  • Photo: WCF / Laura Godenzi

As the Le Gruyère European Curling Championships (ECC) 2015 in Esbjerg, Denmark reaches its climax, preparations for the ECC 2016 in Braehead, Scotland are ramping up.

Braehead’s ECC 2016, between 18 and 26 November, will be the first of four major international curling championships Scotland will host in the next five years, together with the World Junior Curling Championships 2018 in Aberdeen, the World Wheelchair Curling Championship 2019 in Stirling and the World Men’s Curling Championship 2020 in Glasgow, at the iconic SSE Hydro.

Mark Stewart, the senior events manager for EventScotland, an agency devoted to developing major sporting and cultural events in Scotland, was one of a team of Scottish sporting event organisers who were in Esbjerg this week to learn from Denmark’s experience hosting ECC 2015.

“Scotland’s the home of curling,” said Stewart. “We’ve got excellent expertise across the country, event venues, sports governing bodies, college and local authorities and marketing agencies, and with curling having such a strong resonance with Scotland, it was time, we felt, to host some of the major events.”

Holding large-scale international sports events, such as the ECC 2016, comes with huge benefits for the host country.

He said: “One benefit is about promoting Scotland as a place to visit, a destination, so that’s achieved through international TV coverage and media coverage that the events pick up.”

“There’s undoubtedly also an economic benefit that comes out of hosting the event because you have visiting teams in both the men’s and women’s competitions and spectators staying in Scotland throughout the week.”

Developing the sport is also a key reason for bringing more international curling competitions to Scotland, Stewart said.

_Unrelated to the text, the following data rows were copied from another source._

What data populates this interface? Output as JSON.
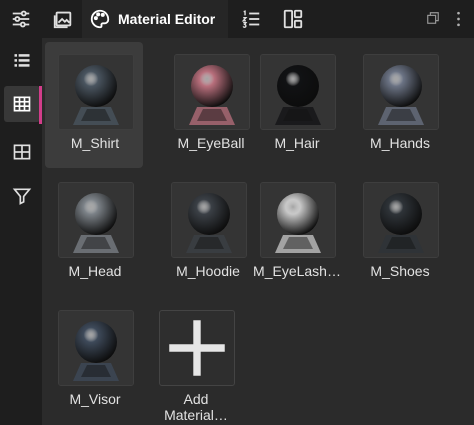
{
  "toolbar": {
    "tabs": [
      {
        "icon": "sliders-icon"
      },
      {
        "icon": "image-icon"
      },
      {
        "icon": "palette-icon",
        "label": "Material Editor",
        "active": true
      },
      {
        "icon": "numbered-list-icon"
      },
      {
        "icon": "layout-icon"
      }
    ],
    "window_icons": [
      "restore-window-icon",
      "more-options-icon"
    ]
  },
  "sidebar": {
    "items": [
      {
        "icon": "list-view-icon",
        "selected": false
      },
      {
        "icon": "grid-view-icon",
        "selected": true
      },
      {
        "icon": "large-grid-icon",
        "selected": false
      },
      {
        "icon": "filter-icon",
        "selected": false
      }
    ],
    "accent_color": "#d23d8a"
  },
  "materials": [
    {
      "name": "M_Shirt",
      "selected": true,
      "color": "#4a5560"
    },
    {
      "name": "M_EyeBall",
      "selected": false,
      "color": "#b86f7c"
    },
    {
      "name": "M_Hair",
      "selected": false,
      "color": "#111214"
    },
    {
      "name": "M_Hands",
      "selected": false,
      "color": "#6b7384"
    },
    {
      "name": "M_Head",
      "selected": false,
      "color": "#7c8288"
    },
    {
      "name": "M_Hoodie",
      "selected": false,
      "color": "#3b4046"
    },
    {
      "name": "M_EyeLash…",
      "selected": false,
      "color": "#c8c8c8"
    },
    {
      "name": "M_Shoes",
      "selected": false,
      "color": "#2e3338"
    },
    {
      "name": "M_Visor",
      "selected": false,
      "color": "#3e4a5a"
    }
  ],
  "add_material": {
    "label_line1": "Add",
    "label_line2": "Material…",
    "icon": "plus-icon"
  }
}
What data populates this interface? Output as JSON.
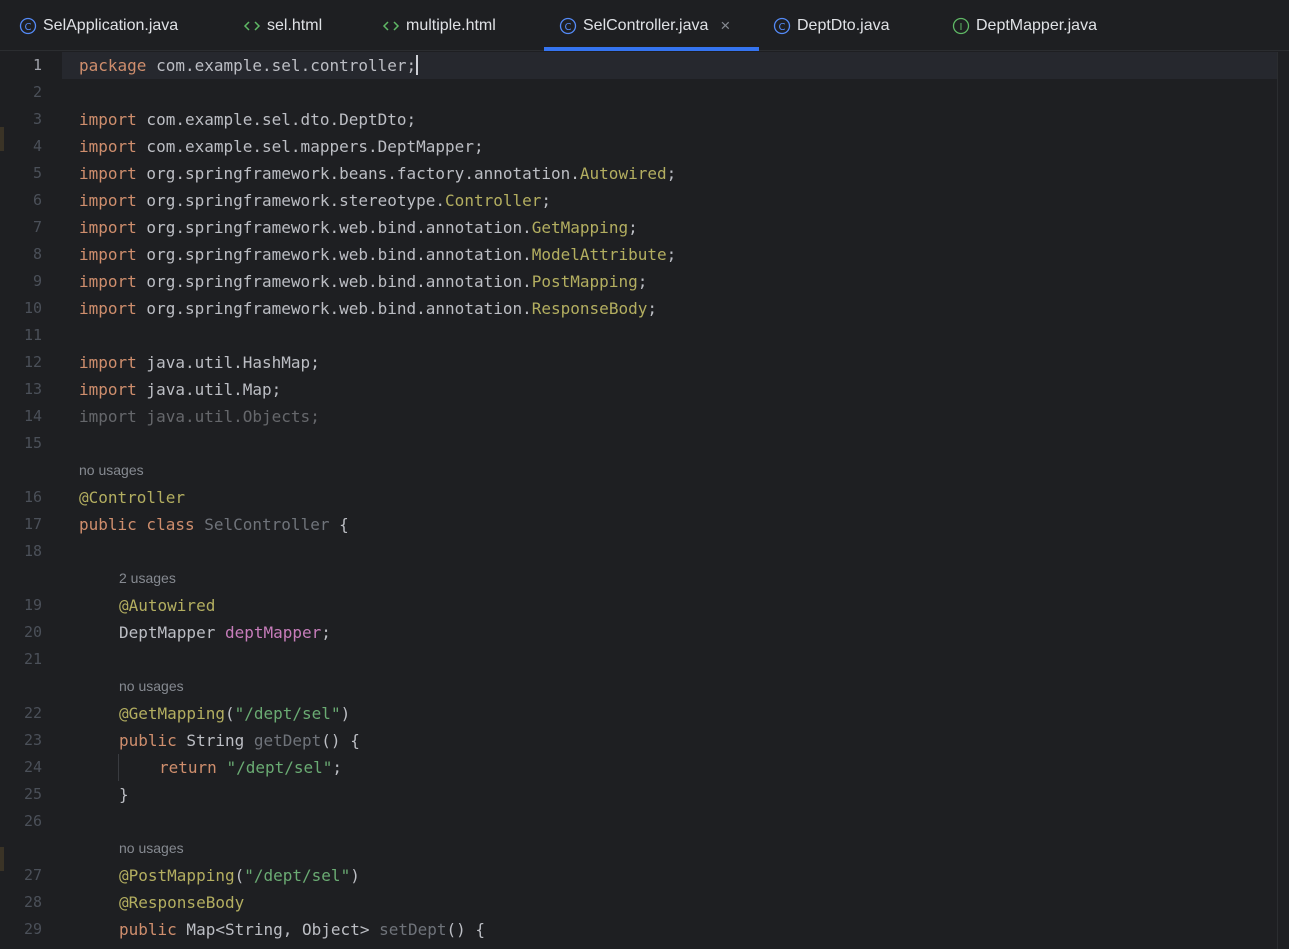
{
  "tabs": [
    {
      "label": "SelApplication.java",
      "icon": "class-icon",
      "active": false
    },
    {
      "label": "sel.html",
      "icon": "html-icon",
      "active": false
    },
    {
      "label": "multiple.html",
      "icon": "html-icon",
      "active": false
    },
    {
      "label": "SelController.java",
      "icon": "class-icon",
      "active": true
    },
    {
      "label": "DeptDto.java",
      "icon": "class-icon",
      "active": false
    },
    {
      "label": "DeptMapper.java",
      "icon": "interface-icon",
      "active": false
    }
  ],
  "tab_close_glyph": "×",
  "colors": {
    "background": "#1e1f22",
    "keyword": "#cf8e6d",
    "annotation": "#b3ae60",
    "string": "#6aab73",
    "field": "#c77dbb",
    "text": "#bcbec4",
    "line_number": "#4b5059",
    "accent": "#3574f0"
  },
  "current_line": 1,
  "hints": [
    {
      "before_line": 16,
      "text": "no usages"
    },
    {
      "before_line": 19,
      "text": "2 usages"
    },
    {
      "before_line": 22,
      "text": "no usages"
    },
    {
      "before_line": 27,
      "text": "no usages"
    }
  ],
  "lines": [
    {
      "n": "1",
      "tokens": [
        {
          "t": "package",
          "c": "kw"
        },
        {
          "t": " com.example.sel.controller;"
        }
      ]
    },
    {
      "n": "2",
      "tokens": []
    },
    {
      "n": "3",
      "tokens": [
        {
          "t": "import",
          "c": "kw"
        },
        {
          "t": " com.example.sel.dto.DeptDto;"
        }
      ]
    },
    {
      "n": "4",
      "tokens": [
        {
          "t": "import",
          "c": "kw"
        },
        {
          "t": " com.example.sel.mappers.DeptMapper;"
        }
      ]
    },
    {
      "n": "5",
      "tokens": [
        {
          "t": "import",
          "c": "kw"
        },
        {
          "t": " org.springframework.beans.factory.annotation."
        },
        {
          "t": "Autowired",
          "c": "an"
        },
        {
          "t": ";"
        }
      ]
    },
    {
      "n": "6",
      "tokens": [
        {
          "t": "import",
          "c": "kw"
        },
        {
          "t": " org.springframework.stereotype."
        },
        {
          "t": "Controller",
          "c": "an"
        },
        {
          "t": ";"
        }
      ]
    },
    {
      "n": "7",
      "tokens": [
        {
          "t": "import",
          "c": "kw"
        },
        {
          "t": " org.springframework.web.bind.annotation."
        },
        {
          "t": "GetMapping",
          "c": "an"
        },
        {
          "t": ";"
        }
      ]
    },
    {
      "n": "8",
      "tokens": [
        {
          "t": "import",
          "c": "kw"
        },
        {
          "t": " org.springframework.web.bind.annotation."
        },
        {
          "t": "ModelAttribute",
          "c": "an"
        },
        {
          "t": ";"
        }
      ]
    },
    {
      "n": "9",
      "tokens": [
        {
          "t": "import",
          "c": "kw"
        },
        {
          "t": " org.springframework.web.bind.annotation."
        },
        {
          "t": "PostMapping",
          "c": "an"
        },
        {
          "t": ";"
        }
      ]
    },
    {
      "n": "10",
      "tokens": [
        {
          "t": "import",
          "c": "kw"
        },
        {
          "t": " org.springframework.web.bind.annotation."
        },
        {
          "t": "ResponseBody",
          "c": "an"
        },
        {
          "t": ";"
        }
      ]
    },
    {
      "n": "11",
      "tokens": []
    },
    {
      "n": "12",
      "tokens": [
        {
          "t": "import",
          "c": "kw"
        },
        {
          "t": " java.util.HashMap;"
        }
      ]
    },
    {
      "n": "13",
      "tokens": [
        {
          "t": "import",
          "c": "kw"
        },
        {
          "t": " java.util.Map;"
        }
      ]
    },
    {
      "n": "14",
      "faded": true,
      "tokens": [
        {
          "t": "import java.util.Objects;"
        }
      ]
    },
    {
      "n": "15",
      "tokens": []
    },
    {
      "n": "16",
      "tokens": [
        {
          "t": "@Controller",
          "c": "an"
        }
      ]
    },
    {
      "n": "17",
      "tokens": [
        {
          "t": "public class",
          "c": "kw"
        },
        {
          "t": " "
        },
        {
          "t": "SelController",
          "c": "dim"
        },
        {
          "t": " {"
        }
      ]
    },
    {
      "n": "18",
      "tokens": []
    },
    {
      "n": "19",
      "indent": 1,
      "tokens": [
        {
          "t": "@Autowired",
          "c": "an"
        }
      ]
    },
    {
      "n": "20",
      "indent": 1,
      "tokens": [
        {
          "t": "DeptMapper "
        },
        {
          "t": "deptMapper",
          "c": "fld"
        },
        {
          "t": ";"
        }
      ]
    },
    {
      "n": "21",
      "tokens": []
    },
    {
      "n": "22",
      "indent": 1,
      "tokens": [
        {
          "t": "@GetMapping",
          "c": "an"
        },
        {
          "t": "("
        },
        {
          "t": "\"/dept/sel\"",
          "c": "str"
        },
        {
          "t": ")"
        }
      ]
    },
    {
      "n": "23",
      "indent": 1,
      "tokens": [
        {
          "t": "public",
          "c": "kw"
        },
        {
          "t": " String "
        },
        {
          "t": "getDept",
          "c": "dim"
        },
        {
          "t": "() {"
        }
      ]
    },
    {
      "n": "24",
      "indent": 2,
      "tokens": [
        {
          "t": "return",
          "c": "kw"
        },
        {
          "t": " "
        },
        {
          "t": "\"/dept/sel\"",
          "c": "str"
        },
        {
          "t": ";"
        }
      ]
    },
    {
      "n": "25",
      "indent": 1,
      "tokens": [
        {
          "t": "}"
        }
      ]
    },
    {
      "n": "26",
      "tokens": []
    },
    {
      "n": "27",
      "indent": 1,
      "tokens": [
        {
          "t": "@PostMapping",
          "c": "an"
        },
        {
          "t": "("
        },
        {
          "t": "\"/dept/sel\"",
          "c": "str"
        },
        {
          "t": ")"
        }
      ]
    },
    {
      "n": "28",
      "indent": 1,
      "tokens": [
        {
          "t": "@ResponseBody",
          "c": "an"
        }
      ]
    },
    {
      "n": "29",
      "indent": 1,
      "tokens": [
        {
          "t": "public",
          "c": "kw"
        },
        {
          "t": " Map<String, Object> "
        },
        {
          "t": "setDept",
          "c": "dim"
        },
        {
          "t": "() {"
        }
      ]
    }
  ]
}
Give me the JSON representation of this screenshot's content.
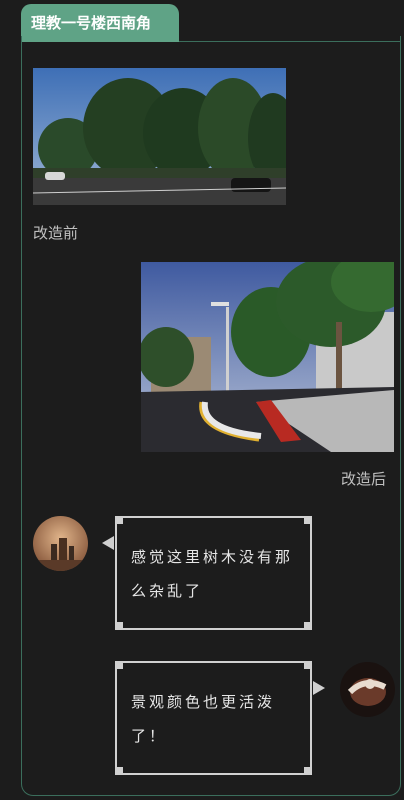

With people attending curling games and watching matches on TV, he said, the ECC 2016 “becomes the platform that helps promote the different initiatives of places like the Royal Caledonian Curling Club to promote curling as a sport.”

Lars Lundov, the CEO at Sport Event Denmark, one of the organisations responsible for bringing the ECC 2015 to Esbjerg, looks at hosting an international curling event slightly differently.

He said: “Of course it affects the economy, but I think it’s important to say that the economic impact is not the most important issue when we’re hosting major sporting events in Denmark.”

“The most important thing is to have an international event to give spectators a greater experience, to give the playing teams a better experience.”

For Danish skip Rasmus Stjerne, who skipped his team to Gold in the ECC 2015 B-Division, winning in front of Danish fans made the tournament all the more memorable.

“It’s major,” Stjerne said. “It’s been a great week seeing those folks being in the stands and cheering us on.”

And, like the Danes here in Esbjerg, Scotland will surely be buoyed by their home support at the next Le Gruyère European Curling Championships in Glasgow [18-26 November 2016] next year!

by Patrick Butler (Journalism Sport Media Trainee)